Problem details: For every line of the material below, check for the string "verified" and return the line if it is there.

The input:

------------

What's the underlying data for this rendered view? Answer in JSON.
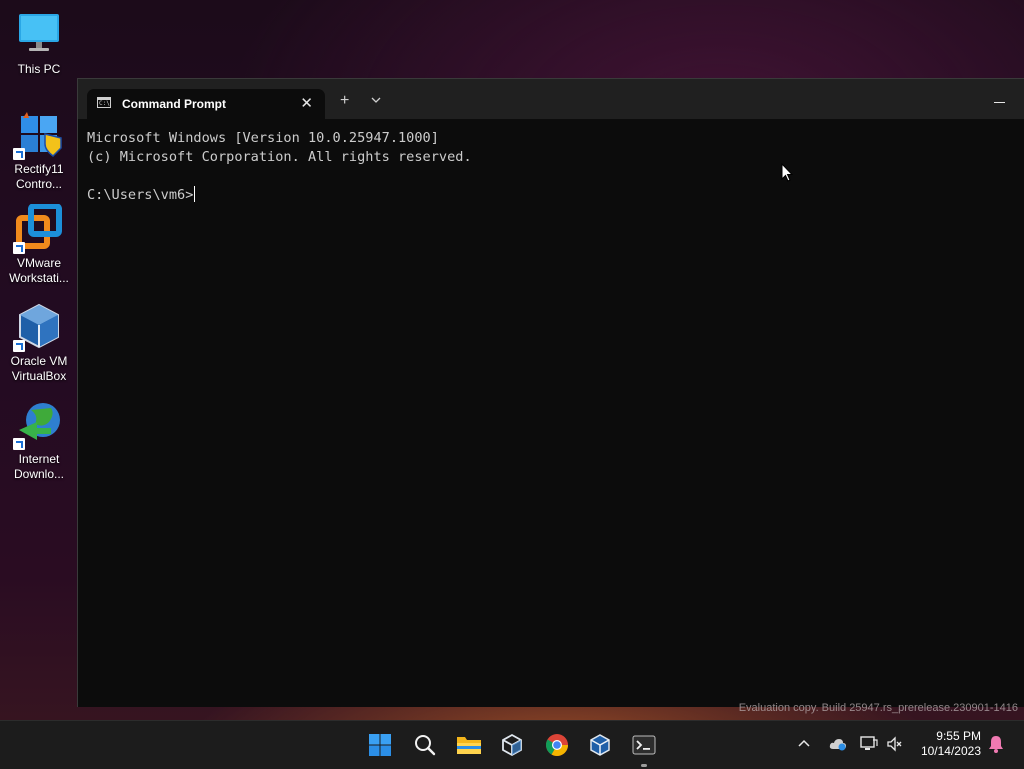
{
  "desktop": {
    "icons": [
      {
        "label": "This PC"
      },
      {
        "label": "Rectify11 Contro..."
      },
      {
        "label": "VMware Workstati..."
      },
      {
        "label": "Oracle VM VirtualBox"
      },
      {
        "label": "Internet Downlo..."
      }
    ]
  },
  "window": {
    "tab_title": "Command Prompt",
    "tab_close": "✕",
    "new_tab": "+",
    "dropdown": "⌄",
    "minimize": "—",
    "console_lines": [
      "Microsoft Windows [Version 10.0.25947.1000]",
      "(c) Microsoft Corporation. All rights reserved.",
      "",
      "C:\\Users\\vm6>"
    ]
  },
  "watermark": "Evaluation copy. Build 25947.rs_prerelease.230901-1416",
  "taskbar": {
    "apps": [
      "start-icon",
      "search-icon",
      "file-explorer-icon",
      "vmware-icon",
      "chrome-icon",
      "virtualbox-icon",
      "terminal-icon"
    ],
    "running": "terminal-icon",
    "tray": {
      "chevron": "^"
    },
    "clock": {
      "time": "9:55 PM",
      "date": "10/14/2023"
    }
  },
  "colors": {
    "accent": "#0078d4",
    "console_bg": "#0c0c0c",
    "console_fg": "#cccccc",
    "titlebar": "#202020",
    "taskbar": "#1c1c1c"
  }
}
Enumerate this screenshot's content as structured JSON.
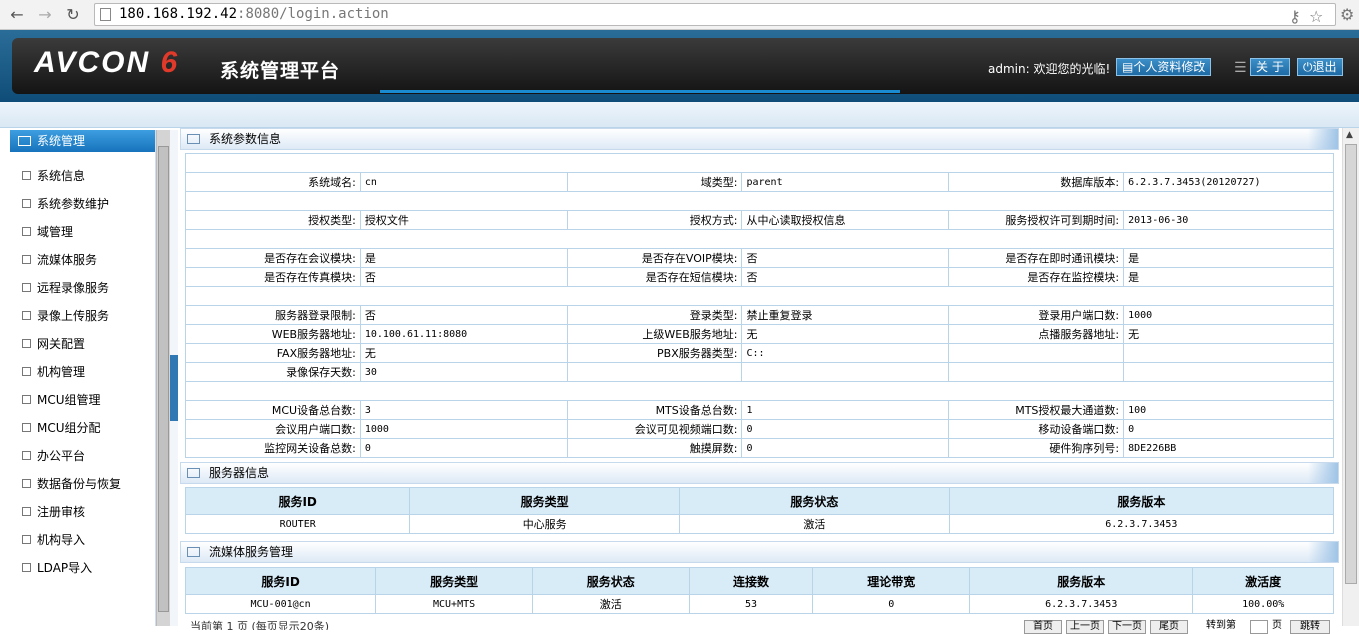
{
  "browser": {
    "url_host": "180.168.192.42",
    "url_rest": ":8080/login.action"
  },
  "header": {
    "logo": "AVCON",
    "logo_num": "6",
    "title": "系统管理平台",
    "welcome": "admin: 欢迎您的光临!",
    "profile_btn": "个人资料修改",
    "about_btn": "关 于",
    "logout_btn": "退出"
  },
  "sidebar": {
    "title": "系统管理",
    "items": [
      "系统信息",
      "系统参数维护",
      "域管理",
      "流媒体服务",
      "远程录像服务",
      "录像上传服务",
      "网关配置",
      "机构管理",
      "MCU组管理",
      "MCU组分配",
      "办公平台",
      "数据备份与恢复",
      "注册审核",
      "机构导入",
      "LDAP导入"
    ]
  },
  "params": {
    "title": "系统参数信息",
    "rows": [
      [],
      [
        [
          "系统域名:",
          "cn"
        ],
        [
          "域类型:",
          "parent"
        ],
        [
          "数据库版本:",
          "6.2.3.7.3453(20120727)"
        ]
      ],
      [],
      [
        [
          "授权类型:",
          "授权文件"
        ],
        [
          "授权方式:",
          "从中心读取授权信息"
        ],
        [
          "服务授权许可到期时间:",
          "2013-06-30"
        ]
      ],
      [],
      [
        [
          "是否存在会议模块:",
          "是"
        ],
        [
          "是否存在VOIP模块:",
          "否"
        ],
        [
          "是否存在即时通讯模块:",
          "是"
        ]
      ],
      [
        [
          "是否存在传真模块:",
          "否"
        ],
        [
          "是否存在短信模块:",
          "否"
        ],
        [
          "是否存在监控模块:",
          "是"
        ]
      ],
      [],
      [
        [
          "服务器登录限制:",
          "否"
        ],
        [
          "登录类型:",
          "禁止重复登录"
        ],
        [
          "登录用户端口数:",
          "1000"
        ]
      ],
      [
        [
          "WEB服务器地址:",
          "10.100.61.11:8080"
        ],
        [
          "上级WEB服务地址:",
          "无"
        ],
        [
          "点播服务器地址:",
          "无"
        ]
      ],
      [
        [
          "FAX服务器地址:",
          "无"
        ],
        [
          "PBX服务器类型:",
          "C::"
        ],
        [
          "",
          ""
        ]
      ],
      [
        [
          "录像保存天数:",
          "30"
        ],
        [
          "",
          ""
        ],
        [
          "",
          ""
        ]
      ],
      [],
      [
        [
          "MCU设备总台数:",
          "3"
        ],
        [
          "MTS设备总台数:",
          "1"
        ],
        [
          "MTS授权最大通道数:",
          "100"
        ]
      ],
      [
        [
          "会议用户端口数:",
          "1000"
        ],
        [
          "会议可见视频端口数:",
          "0"
        ],
        [
          "移动设备端口数:",
          "0"
        ]
      ],
      [
        [
          "监控网关设备总数:",
          "0"
        ],
        [
          "触摸屏数:",
          "0"
        ],
        [
          "硬件狗序列号:",
          "8DE226BB"
        ]
      ]
    ]
  },
  "servers": {
    "title": "服务器信息",
    "headers": [
      "服务ID",
      "服务类型",
      "服务状态",
      "服务版本"
    ],
    "rows": [
      [
        "ROUTER",
        "中心服务",
        "激活",
        "6.2.3.7.3453"
      ]
    ]
  },
  "streaming": {
    "title": "流媒体服务管理",
    "headers": [
      "服务ID",
      "服务类型",
      "服务状态",
      "连接数",
      "理论带宽",
      "服务版本",
      "激活度"
    ],
    "rows": [
      [
        "MCU-001@cn",
        "MCU+MTS",
        "激活",
        "53",
        "0",
        "6.2.3.7.3453",
        "100.00%"
      ]
    ]
  },
  "pager": {
    "text": "当前第 1 页 (每页显示20条)",
    "first": "首页",
    "prev": "上一页",
    "next": "下一页",
    "last": "尾页",
    "goto": "转到第",
    "page_unit": "页",
    "go": "跳转"
  }
}
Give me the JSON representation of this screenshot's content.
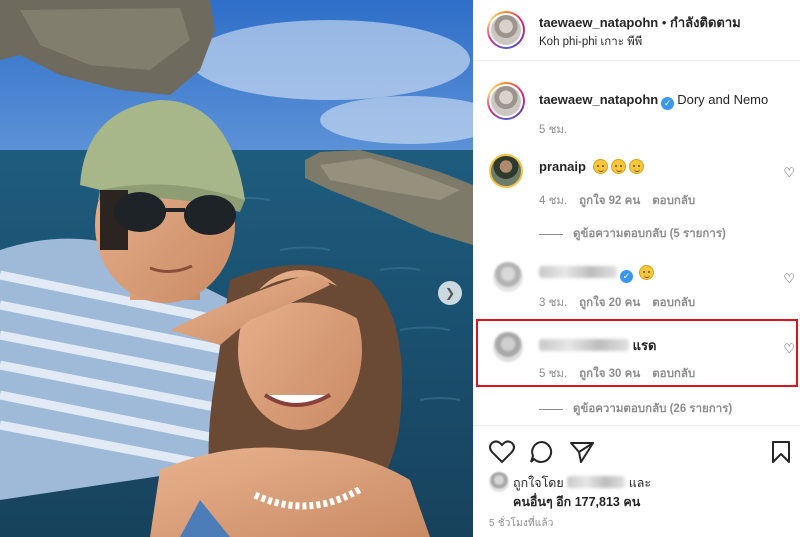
{
  "header": {
    "username": "taewaew_natapohn",
    "separator": "•",
    "follow_status": "กำลังติดตาม",
    "location": "Koh phi-phi เกาะ พีพี"
  },
  "caption": {
    "username": "taewaew_natapohn",
    "text": "Dory and Nemo",
    "time": "5 ชม."
  },
  "comments": [
    {
      "username": "pranaip",
      "emoji_count": 3,
      "time": "4 ชม.",
      "likes": "ถูกใจ 92 คน",
      "reply": "ตอบกลับ",
      "view_replies": "ดูข้อความตอบกลับ (5 รายการ)"
    },
    {
      "username_blurred": true,
      "emoji_count": 1,
      "time": "3 ชม.",
      "likes": "ถูกใจ 20 คน",
      "reply": "ตอบกลับ"
    },
    {
      "username_blurred": true,
      "text": "แรด",
      "time": "5 ชม.",
      "likes": "ถูกใจ 30 คน",
      "reply": "ตอบกลับ",
      "view_replies": "ดูข้อความตอบกลับ (26 รายการ)"
    }
  ],
  "likes_summary": {
    "prefix": "ถูกใจโดย",
    "suffix": "และ",
    "others": "คนอื่นๆ อีก 177,813 คน"
  },
  "post_time": "5 ชั่วโมงที่แล้ว",
  "colors": {
    "highlight_border": "#e0121f",
    "verified": "#3897f0",
    "muted_text": "#8e8e8e"
  },
  "icons": [
    "heart-icon",
    "comment-icon",
    "share-icon",
    "bookmark-icon",
    "chevron-right-icon",
    "verified-badge-icon"
  ]
}
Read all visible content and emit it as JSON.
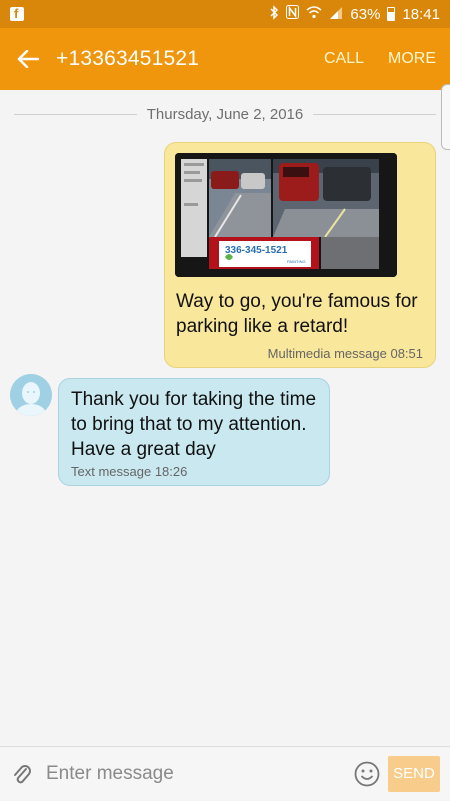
{
  "status_bar": {
    "notification_icon": "facebook-icon",
    "battery_percent": "63%",
    "time": "18:41",
    "icons": [
      "bluetooth-icon",
      "nfc-icon",
      "wifi-icon",
      "signal-icon",
      "battery-icon"
    ]
  },
  "app_bar": {
    "back_icon": "back-arrow-icon",
    "title": "+13363451521",
    "call_label": "CALL",
    "more_label": "MORE"
  },
  "thread": {
    "date_divider": "Thursday, June 2, 2016",
    "messages": [
      {
        "direction": "outgoing",
        "has_image": true,
        "image_caption": "336-345-1521",
        "image_caption_sub": "PAINTING",
        "text": "Way to go, you're famous for parking like a retard!",
        "meta": "Multimedia message 08:51"
      },
      {
        "direction": "incoming",
        "text": "Thank you for taking the time to bring that to my attention.  Have a great day",
        "meta": "Text message 18:26"
      }
    ]
  },
  "composer": {
    "attach_icon": "paperclip-icon",
    "placeholder": "Enter message",
    "value": "",
    "emoji_icon": "smiley-icon",
    "send_label": "SEND"
  },
  "colors": {
    "status_bar": "#d9870a",
    "app_bar": "#f0960d",
    "outgoing_bubble": "#f9e79b",
    "incoming_bubble": "#c9e8f0",
    "send_button": "#f8cc8a"
  }
}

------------

Result of the task:
    "verified": "#3897f0",
    "verified-badge-icon"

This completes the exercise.